_Task goal:_ Note each line in the data holding the string "videos" and report it.
[Source material Boundary: Start]
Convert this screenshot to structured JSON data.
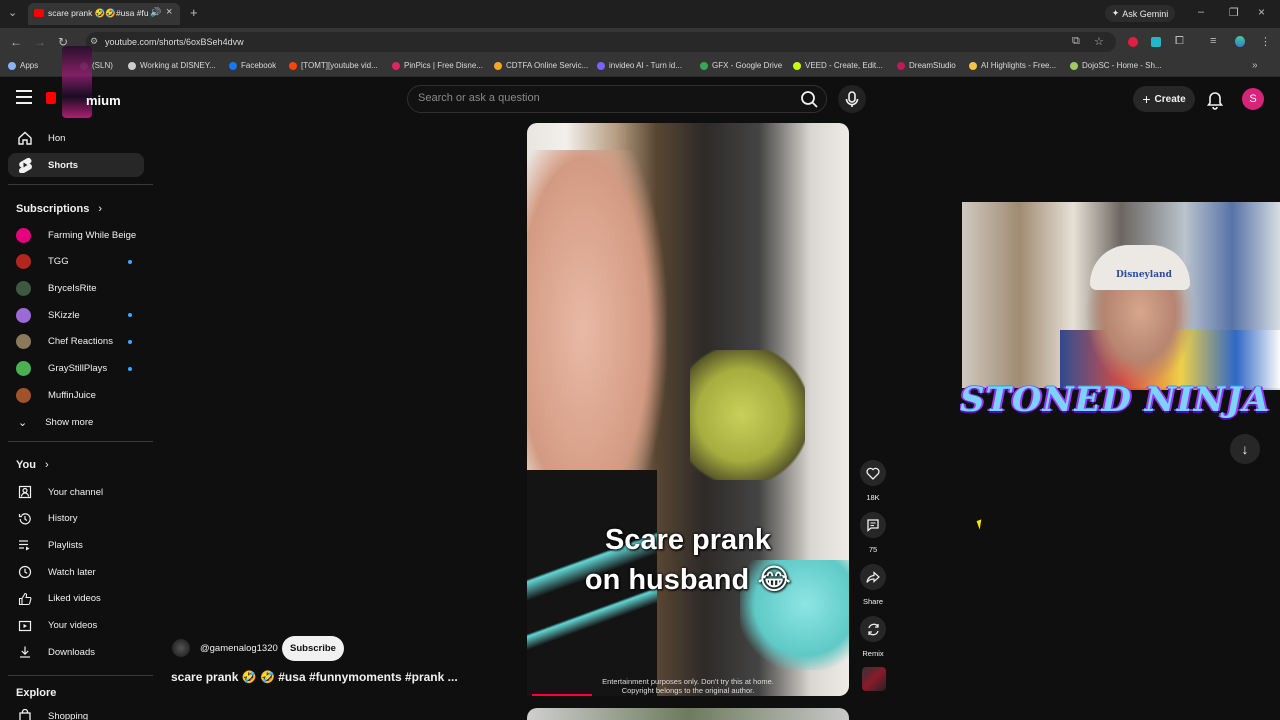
{
  "browser": {
    "tab_title": "scare prank 🤣🤣#usa #fu",
    "url": "youtube.com/shorts/6oxBSeh4dvw",
    "ask_gemini": "Ask Gemini",
    "bookmarks": [
      {
        "label": "Apps",
        "color": "#8ab4f8"
      },
      {
        "label": "(SLN)",
        "color": "#aaaaaa"
      },
      {
        "label": "Working at DISNEY...",
        "color": "#cccccc"
      },
      {
        "label": "Facebook",
        "color": "#1877f2"
      },
      {
        "label": "[TOMT][youtube vid...",
        "color": "#ff4500"
      },
      {
        "label": "PinPics | Free Disne...",
        "color": "#e0245e"
      },
      {
        "label": "CDTFA Online Servic...",
        "color": "#f5a623"
      },
      {
        "label": "invideo AI - Turn id...",
        "color": "#7b61ff"
      },
      {
        "label": "GFX - Google Drive",
        "color": "#34a853"
      },
      {
        "label": "VEED - Create, Edit...",
        "color": "#c8ff00"
      },
      {
        "label": "DreamStudio",
        "color": "#c2185b"
      },
      {
        "label": "AI Highlights - Free...",
        "color": "#f6c343"
      },
      {
        "label": "DojoSC - Home - Sh...",
        "color": "#9ccc65"
      }
    ]
  },
  "header": {
    "logo_text": "mium",
    "search_placeholder": "Search or ask a question",
    "create_label": "Create",
    "avatar_letter": "S"
  },
  "sidebar": {
    "top_items": [
      {
        "label": "Hon",
        "icon": "home-icon"
      },
      {
        "label": "Shorts",
        "icon": "shorts-icon"
      }
    ],
    "subscriptions_title": "Subscriptions",
    "subscriptions": [
      {
        "label": "Farming While Beige",
        "color": "#e6007e",
        "dot": false
      },
      {
        "label": "TGG",
        "color": "#b3261e",
        "dot": true
      },
      {
        "label": "BryceIsRite",
        "color": "#3d5a40",
        "dot": false
      },
      {
        "label": "SKizzle",
        "color": "#9c6ad6",
        "dot": true
      },
      {
        "label": "Chef Reactions",
        "color": "#8a7a5c",
        "dot": true
      },
      {
        "label": "GrayStillPlays",
        "color": "#4caf50",
        "dot": true
      },
      {
        "label": "MuffinJuice",
        "color": "#a0522d",
        "dot": false
      }
    ],
    "show_more": "Show more",
    "you_title": "You",
    "you_items": [
      {
        "label": "Your channel",
        "icon": "channel-icon"
      },
      {
        "label": "History",
        "icon": "history-icon"
      },
      {
        "label": "Playlists",
        "icon": "playlists-icon"
      },
      {
        "label": "Watch later",
        "icon": "watch-later-icon"
      },
      {
        "label": "Liked videos",
        "icon": "like-icon"
      },
      {
        "label": "Your videos",
        "icon": "your-videos-icon"
      },
      {
        "label": "Downloads",
        "icon": "download-icon"
      }
    ],
    "explore_title": "Explore",
    "explore_items": [
      {
        "label": "Shopping",
        "icon": "shopping-icon"
      }
    ]
  },
  "short": {
    "caption_line1": "Scare prank",
    "caption_line2": "on husband 😂",
    "disclaimer_line1": "Entertainment purposes only. Don't try this at home.",
    "disclaimer_line2": "Copyright belongs to the original author.",
    "likes": "18K",
    "comments": "75",
    "share_label": "Share",
    "remix_label": "Remix",
    "channel": "@gamenalog1320",
    "subscribe_label": "Subscribe",
    "title": "scare prank 🤣 🤣 #usa #funnymoments #prank ..."
  },
  "overlay": {
    "webcam_hat_text": "Disneyland",
    "banner_text": "STONED NINJA"
  }
}
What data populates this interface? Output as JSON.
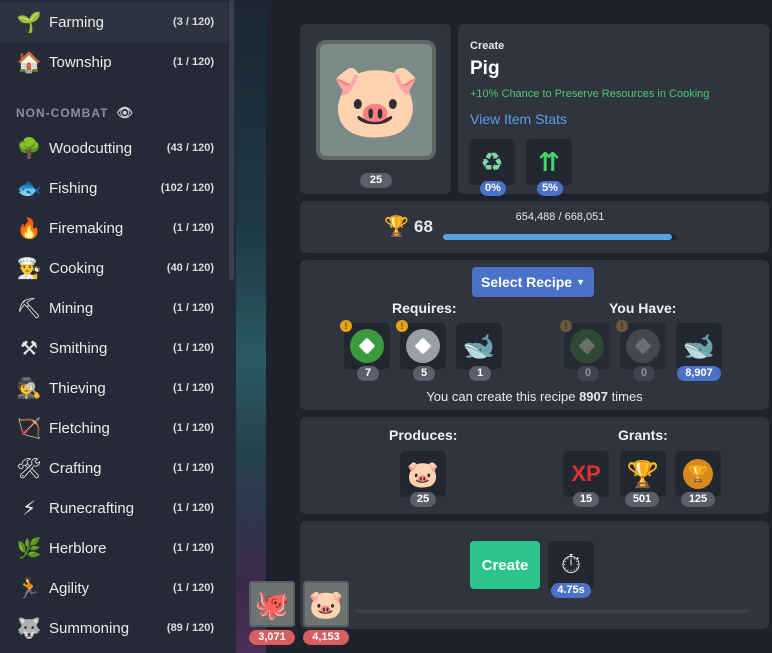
{
  "sidebar": {
    "items_top": [
      {
        "label": "Farming",
        "count": "(3 / 120)",
        "icon": "sprout-icon",
        "glyph": "🌱",
        "active": true
      },
      {
        "label": "Township",
        "count": "(1 / 120)",
        "icon": "house-icon",
        "glyph": "🏠",
        "active": false
      }
    ],
    "section_header": "NON-COMBAT",
    "items": [
      {
        "label": "Woodcutting",
        "count": "(43 / 120)",
        "icon": "tree-icon",
        "glyph": "🌳"
      },
      {
        "label": "Fishing",
        "count": "(102 / 120)",
        "icon": "fish-icon",
        "glyph": "🐟"
      },
      {
        "label": "Firemaking",
        "count": "(1 / 120)",
        "icon": "fire-icon",
        "glyph": "🔥"
      },
      {
        "label": "Cooking",
        "count": "(40 / 120)",
        "icon": "chef-hat-icon",
        "glyph": "👨‍🍳"
      },
      {
        "label": "Mining",
        "count": "(1 / 120)",
        "icon": "pickaxe-icon",
        "glyph": "⛏"
      },
      {
        "label": "Smithing",
        "count": "(1 / 120)",
        "icon": "anvil-icon",
        "glyph": "⚒"
      },
      {
        "label": "Thieving",
        "count": "(1 / 120)",
        "icon": "thief-icon",
        "glyph": "🕵"
      },
      {
        "label": "Fletching",
        "count": "(1 / 120)",
        "icon": "bow-arrow-icon",
        "glyph": "🏹"
      },
      {
        "label": "Crafting",
        "count": "(1 / 120)",
        "icon": "tools-icon",
        "glyph": "🛠"
      },
      {
        "label": "Runecrafting",
        "count": "(1 / 120)",
        "icon": "rune-icon",
        "glyph": "⚡"
      },
      {
        "label": "Herblore",
        "count": "(1 / 120)",
        "icon": "leaf-icon",
        "glyph": "🌿"
      },
      {
        "label": "Agility",
        "count": "(1 / 120)",
        "icon": "runner-icon",
        "glyph": "🏃"
      },
      {
        "label": "Summoning",
        "count": "(89 / 120)",
        "icon": "wolf-icon",
        "glyph": "🐺"
      }
    ]
  },
  "item": {
    "create_label": "Create",
    "name": "Pig",
    "bonus": "+10% Chance to Preserve Resources in Cooking",
    "view_stats": "View Item Stats",
    "quantity": "25",
    "preserve_pct": "0%",
    "double_pct": "5%"
  },
  "mastery": {
    "level": "68",
    "xp_text": "654,488 / 668,051",
    "progress": 0.98
  },
  "recipe": {
    "select_label": "Select Recipe",
    "requires_label": "Requires:",
    "have_label": "You Have:",
    "requires": [
      "7",
      "5",
      "1"
    ],
    "have": [
      "0",
      "0",
      "8,907"
    ],
    "can_create_prefix": "You can create this recipe",
    "can_create_count": "8907",
    "can_create_suffix": "times"
  },
  "output": {
    "produces_label": "Produces:",
    "grants_label": "Grants:",
    "produces_qty": "25",
    "xp_label": "XP",
    "grants": [
      "15",
      "501",
      "125"
    ]
  },
  "action": {
    "create_button": "Create",
    "time": "4.75s"
  },
  "summons": [
    {
      "qty": "3,071",
      "icon": "octopus-icon",
      "glyph": "🐙"
    },
    {
      "qty": "4,153",
      "icon": "pig-icon",
      "glyph": "🐷"
    }
  ],
  "colors": {
    "accent_blue": "#4a72c8",
    "create_green": "#2bc48a",
    "bonus_green": "#4cc96b",
    "link_blue": "#5b9fe6"
  }
}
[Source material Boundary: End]
_Exercise response:_
        "label": "Liked videos",
        "label": "Your videos",
        "icon": "your-videos-icon"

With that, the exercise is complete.